RECORDS SUPPLIED START

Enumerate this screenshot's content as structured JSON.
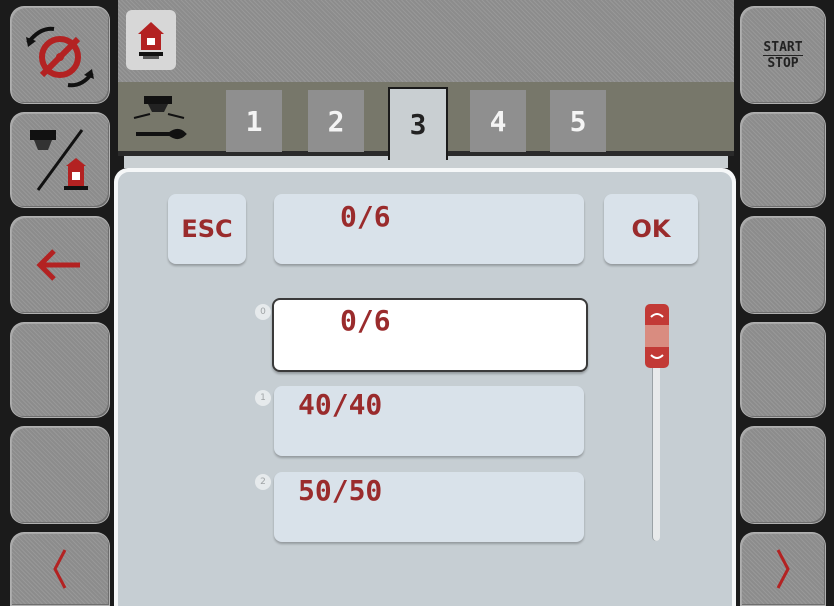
{
  "tabs": [
    {
      "label": "1",
      "active": false
    },
    {
      "label": "2",
      "active": false
    },
    {
      "label": "3",
      "active": true
    },
    {
      "label": "4",
      "active": false
    },
    {
      "label": "5",
      "active": false
    }
  ],
  "dialog": {
    "esc_label": "ESC",
    "ok_label": "OK",
    "current_value": "0/6"
  },
  "list": {
    "items": [
      {
        "index": "0",
        "value": "0/6",
        "selected": true
      },
      {
        "index": "1",
        "value": "40/40",
        "selected": false
      },
      {
        "index": "2",
        "value": "50/50",
        "selected": false
      }
    ]
  },
  "right_panel": {
    "start_label": "START",
    "stop_label": "STOP"
  },
  "colors": {
    "accent_red": "#9a2b2c",
    "panel_bg": "#c6ced3",
    "box_bg": "#d9e2ea"
  }
}
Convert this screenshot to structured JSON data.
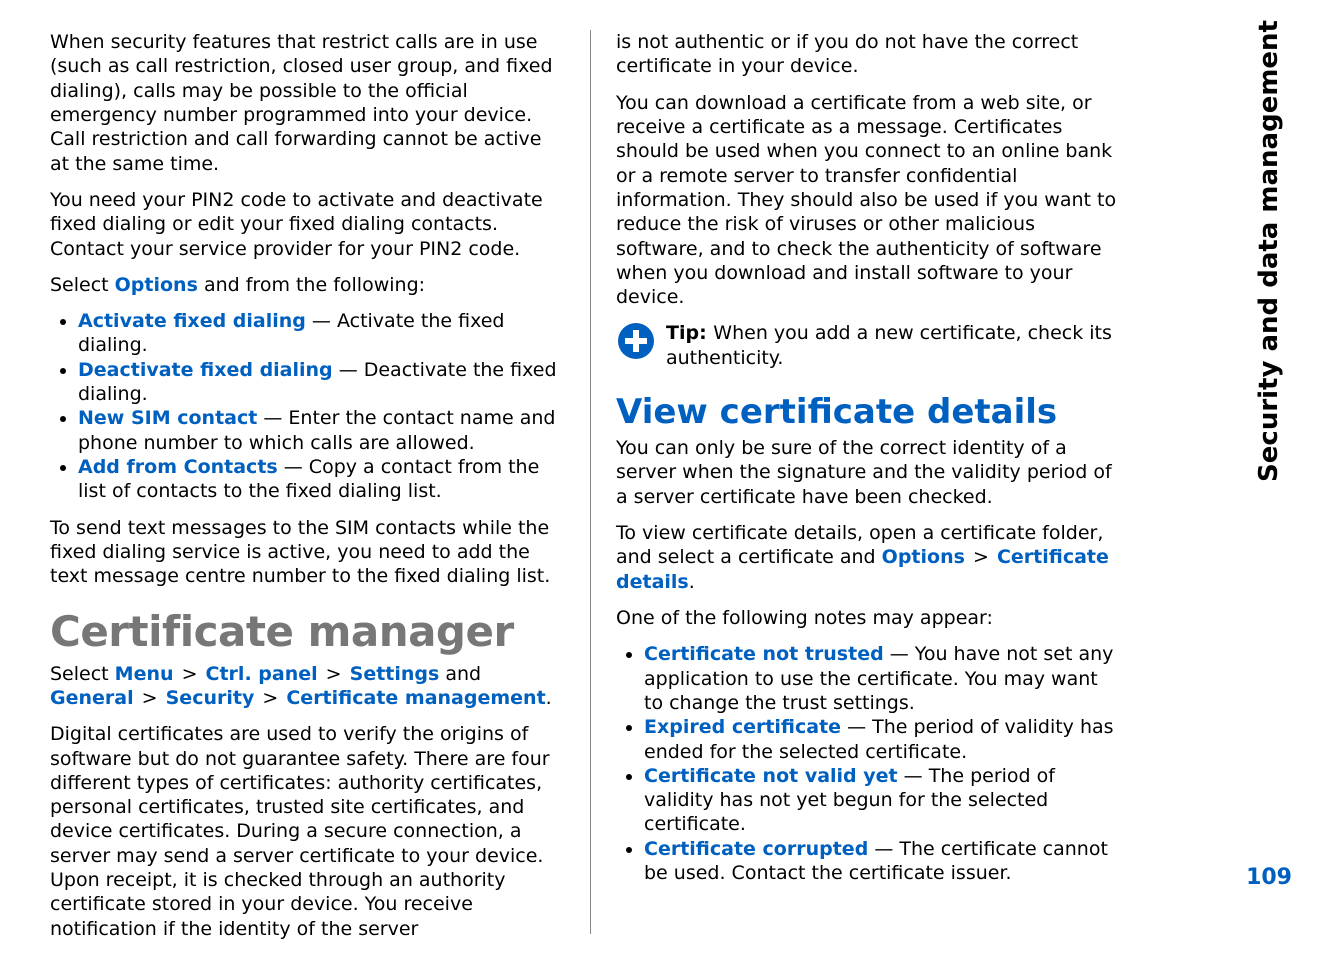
{
  "side": {
    "title": "Security and data management",
    "page_number": "109"
  },
  "col1": {
    "p1": "When security features that restrict calls are in use (such as call restriction, closed user group, and fixed dialing), calls may be possible to the official emergency number programmed into your device. Call restriction and call forwarding cannot be active at the same time.",
    "p2": "You need your PIN2 code to activate and deactivate fixed dialing or edit your fixed dialing contacts. Contact your service provider for your PIN2 code.",
    "p3_pre": "Select ",
    "p3_link": "Options",
    "p3_post": " and from the following:",
    "items": [
      {
        "label": "Activate fixed dialing",
        "desc": " — Activate the fixed dialing."
      },
      {
        "label": "Deactivate fixed dialing",
        "desc": " — Deactivate the fixed dialing."
      },
      {
        "label": "New SIM contact",
        "desc": " — Enter the contact name and phone number to which calls are allowed."
      },
      {
        "label": "Add from Contacts",
        "desc": " — Copy a contact from the list of contacts to the fixed dialing list."
      }
    ],
    "p4": "To send text messages to the SIM contacts while the fixed dialing service is active, you need to add the text message centre number to the fixed dialing list.",
    "h1": "Certificate manager",
    "nav_pre": "Select ",
    "nav1": "Menu",
    "nav2": "Ctrl. panel",
    "nav3": "Settings",
    "nav_and": " and ",
    "nav4": "General",
    "nav5": "Security",
    "nav6": "Certificate management",
    "nav_period": ".",
    "gt": ">",
    "p5": "Digital certificates are used to verify the origins of software but do not guarantee safety. There are four different types of certificates: authority certificates, personal certificates, trusted site certificates, and device certificates. During a secure connection, a server may send a server certificate to your device. Upon receipt, it is checked through an authority certificate stored in your device. You receive notification if the identity of the server"
  },
  "col2": {
    "p1": "is not authentic or if you do not have the correct certificate in your device.",
    "p2": "You can download a certificate from a web site, or receive a certificate as a message. Certificates should be used when you connect to an online bank or a remote server to transfer confidential information. They should also be used if you want to reduce the risk of viruses or other malicious software, and to check the authenticity of software when you download and install software to your device.",
    "tip_label": "Tip: ",
    "tip_text": "When you add a new certificate, check its authenticity.",
    "h2": "View certificate details",
    "p3": "You can only be sure of the correct identity of a server when the signature and the validity period of a server certificate have been checked.",
    "p4_pre": "To view certificate details, open a certificate folder, and select a certificate and ",
    "p4_l1": "Options",
    "p4_gt": ">",
    "p4_l2": "Certificate details",
    "p4_post": ".",
    "p5": "One of the following notes may appear:",
    "items": [
      {
        "label": "Certificate not trusted",
        "desc": " — You have not set any application to use the certificate. You may want to change the trust settings."
      },
      {
        "label": "Expired certificate",
        "desc": " — The period of validity has ended for the selected certificate."
      },
      {
        "label": "Certificate not valid yet",
        "desc": " — The period of validity has not yet begun for the selected certificate."
      },
      {
        "label": "Certificate corrupted",
        "desc": " — The certificate cannot be used. Contact the certificate issuer."
      }
    ]
  }
}
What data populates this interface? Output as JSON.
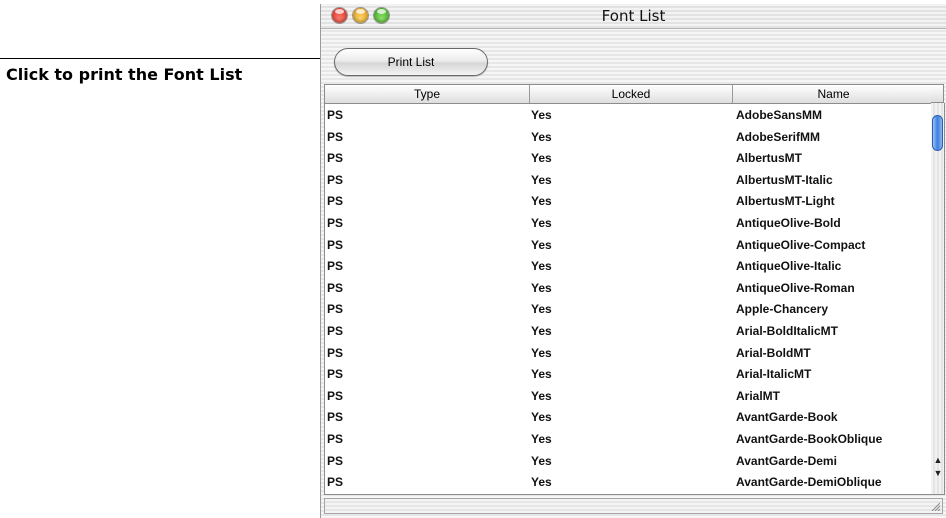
{
  "callout": {
    "text": "Click to print the Font List"
  },
  "window": {
    "title": "Font List"
  },
  "toolbar": {
    "print_label": "Print List"
  },
  "table": {
    "columns": [
      "Type",
      "Locked",
      "Name"
    ],
    "rows": [
      {
        "type": "PS",
        "locked": "Yes",
        "name": "AdobeSansMM"
      },
      {
        "type": "PS",
        "locked": "Yes",
        "name": "AdobeSerifMM"
      },
      {
        "type": "PS",
        "locked": "Yes",
        "name": "AlbertusMT"
      },
      {
        "type": "PS",
        "locked": "Yes",
        "name": "AlbertusMT-Italic"
      },
      {
        "type": "PS",
        "locked": "Yes",
        "name": "AlbertusMT-Light"
      },
      {
        "type": "PS",
        "locked": "Yes",
        "name": "AntiqueOlive-Bold"
      },
      {
        "type": "PS",
        "locked": "Yes",
        "name": "AntiqueOlive-Compact"
      },
      {
        "type": "PS",
        "locked": "Yes",
        "name": "AntiqueOlive-Italic"
      },
      {
        "type": "PS",
        "locked": "Yes",
        "name": "AntiqueOlive-Roman"
      },
      {
        "type": "PS",
        "locked": "Yes",
        "name": "Apple-Chancery"
      },
      {
        "type": "PS",
        "locked": "Yes",
        "name": "Arial-BoldItalicMT"
      },
      {
        "type": "PS",
        "locked": "Yes",
        "name": "Arial-BoldMT"
      },
      {
        "type": "PS",
        "locked": "Yes",
        "name": "Arial-ItalicMT"
      },
      {
        "type": "PS",
        "locked": "Yes",
        "name": "ArialMT"
      },
      {
        "type": "PS",
        "locked": "Yes",
        "name": "AvantGarde-Book"
      },
      {
        "type": "PS",
        "locked": "Yes",
        "name": "AvantGarde-BookOblique"
      },
      {
        "type": "PS",
        "locked": "Yes",
        "name": "AvantGarde-Demi"
      },
      {
        "type": "PS",
        "locked": "Yes",
        "name": "AvantGarde-DemiOblique"
      }
    ]
  },
  "scrollbar": {
    "up_arrow_icon": "up-arrow-icon",
    "down_arrow_icon": "down-arrow-icon"
  },
  "colors": {
    "close": "#d3271a",
    "minimize": "#d9900d",
    "zoom": "#2f9e17",
    "scroll_thumb": "#3a7fe0"
  }
}
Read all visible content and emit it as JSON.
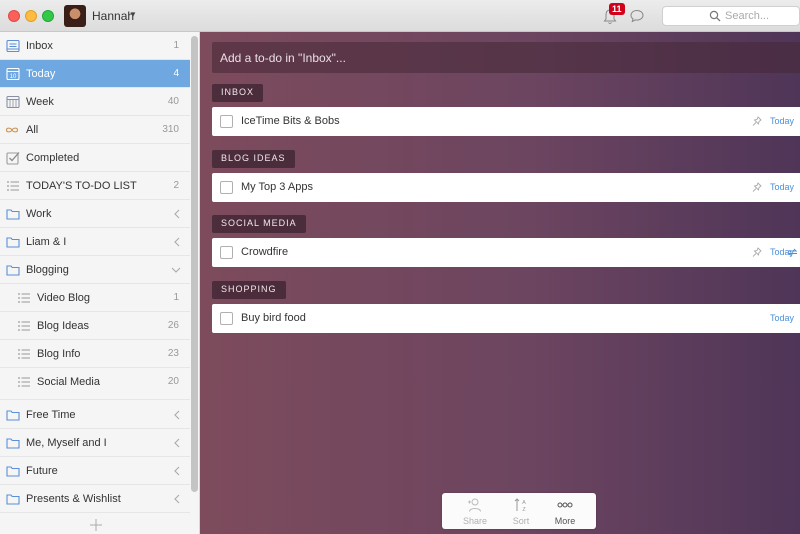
{
  "titlebar": {
    "user_name": "Hannah",
    "notification_count": "11",
    "search_placeholder": "Search..."
  },
  "sidebar": {
    "items": [
      {
        "label": "Inbox",
        "count": "1",
        "icon": "inbox-icon"
      },
      {
        "label": "Today",
        "count": "4",
        "icon": "calendar-icon",
        "selected": true
      },
      {
        "label": "Week",
        "count": "40",
        "icon": "week-icon"
      },
      {
        "label": "All",
        "count": "310",
        "icon": "infinity-icon"
      },
      {
        "label": "Completed",
        "count": "",
        "icon": "check-icon"
      },
      {
        "label": "TODAY'S TO-DO LIST",
        "count": "2",
        "icon": "list-icon"
      },
      {
        "label": "Work",
        "icon": "folder-icon"
      },
      {
        "label": "Liam & I",
        "icon": "folder-icon"
      },
      {
        "label": "Blogging",
        "icon": "folder-icon",
        "expanded": true
      },
      {
        "label": "Video Blog",
        "count": "1",
        "icon": "list-icon"
      },
      {
        "label": "Blog Ideas",
        "count": "26",
        "icon": "list-icon"
      },
      {
        "label": "Blog Info",
        "count": "23",
        "icon": "list-icon"
      },
      {
        "label": "Social Media",
        "count": "20",
        "icon": "list-icon"
      },
      {
        "label": "Free Time",
        "icon": "folder-icon"
      },
      {
        "label": "Me, Myself and I",
        "icon": "folder-icon"
      },
      {
        "label": "Future",
        "icon": "folder-icon"
      },
      {
        "label": "Presents & Wishlist",
        "icon": "folder-icon"
      }
    ]
  },
  "main": {
    "add_placeholder": "Add a to-do in \"Inbox\"...",
    "sections": [
      {
        "title": "INBOX",
        "tasks": [
          {
            "title": "IceTime Bits & Bobs",
            "due": "Today"
          }
        ]
      },
      {
        "title": "BLOG IDEAS",
        "tasks": [
          {
            "title": "My Top 3 Apps",
            "due": "Today"
          }
        ]
      },
      {
        "title": "SOCIAL MEDIA",
        "tasks": [
          {
            "title": "Crowdfire",
            "due": "Today"
          }
        ]
      },
      {
        "title": "SHOPPING",
        "tasks": [
          {
            "title": "Buy bird food",
            "due": "Today"
          }
        ]
      }
    ]
  },
  "toolbar": {
    "share_label": "Share",
    "sort_label": "Sort",
    "more_label": "More"
  },
  "colors": {
    "accent_blue": "#6fa7e0",
    "link_blue": "#4a90d9",
    "badge_red": "#d0021b"
  }
}
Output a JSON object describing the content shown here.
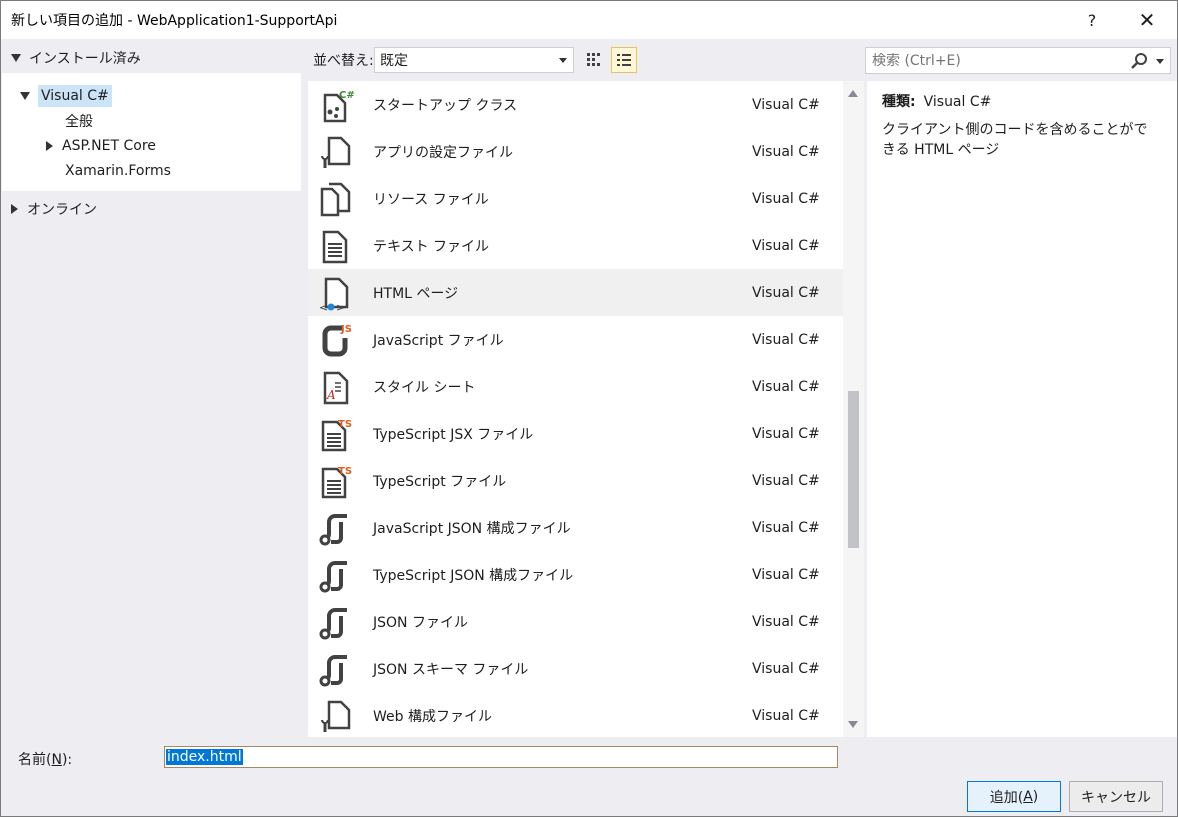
{
  "window": {
    "title": "新しい項目の追加 - WebApplication1-SupportApi",
    "help_label": "?",
    "close_label": "✕"
  },
  "tree": {
    "header": "インストール済み",
    "items": [
      {
        "label": "Visual C#",
        "selected": true
      },
      {
        "label": "全般"
      },
      {
        "label": "ASP.NET Core"
      },
      {
        "label": "Xamarin.Forms"
      }
    ],
    "online": "オンライン"
  },
  "toolbar": {
    "sort_label": "並べ替え:",
    "sort_value": "既定",
    "search_placeholder": "検索 (Ctrl+E)"
  },
  "templates": [
    {
      "name": "スタートアップ クラス",
      "lang": "Visual C#",
      "icon": "csharp-class-icon"
    },
    {
      "name": "アプリの設定ファイル",
      "lang": "Visual C#",
      "icon": "config-file-icon"
    },
    {
      "name": "リソース ファイル",
      "lang": "Visual C#",
      "icon": "resource-file-icon"
    },
    {
      "name": "テキスト ファイル",
      "lang": "Visual C#",
      "icon": "text-file-icon"
    },
    {
      "name": "HTML ページ",
      "lang": "Visual C#",
      "icon": "html-page-icon",
      "highlighted": true
    },
    {
      "name": "JavaScript ファイル",
      "lang": "Visual C#",
      "icon": "javascript-file-icon"
    },
    {
      "name": "スタイル シート",
      "lang": "Visual C#",
      "icon": "stylesheet-icon"
    },
    {
      "name": "TypeScript JSX ファイル",
      "lang": "Visual C#",
      "icon": "typescript-jsx-icon"
    },
    {
      "name": "TypeScript ファイル",
      "lang": "Visual C#",
      "icon": "typescript-file-icon"
    },
    {
      "name": "JavaScript JSON 構成ファイル",
      "lang": "Visual C#",
      "icon": "json-config-icon"
    },
    {
      "name": "TypeScript JSON 構成ファイル",
      "lang": "Visual C#",
      "icon": "json-config-icon"
    },
    {
      "name": "JSON ファイル",
      "lang": "Visual C#",
      "icon": "json-file-icon"
    },
    {
      "name": "JSON スキーマ ファイル",
      "lang": "Visual C#",
      "icon": "json-schema-icon"
    },
    {
      "name": "Web 構成ファイル",
      "lang": "Visual C#",
      "icon": "web-config-icon"
    }
  ],
  "details": {
    "type_label": "種類:",
    "type_value": "Visual C#",
    "description": "クライアント側のコードを含めることができる HTML ページ"
  },
  "bottom": {
    "name_label_pre": "名前(",
    "name_label_key": "N",
    "name_label_post": "):",
    "name_value": "index.html",
    "add_pre": "追加(",
    "add_key": "A",
    "add_post": ")",
    "cancel_label": "キャンセル"
  },
  "colors": {
    "selection": "#cce4f7",
    "accent": "#0078d7",
    "ts_orange": "#e25b1b",
    "csharp_green": "#388a34"
  }
}
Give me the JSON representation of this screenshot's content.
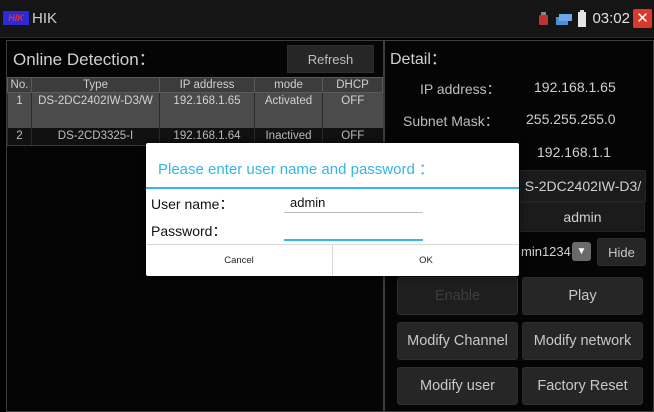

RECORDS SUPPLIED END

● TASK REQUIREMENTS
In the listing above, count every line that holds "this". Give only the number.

● TASK OUTPUT
4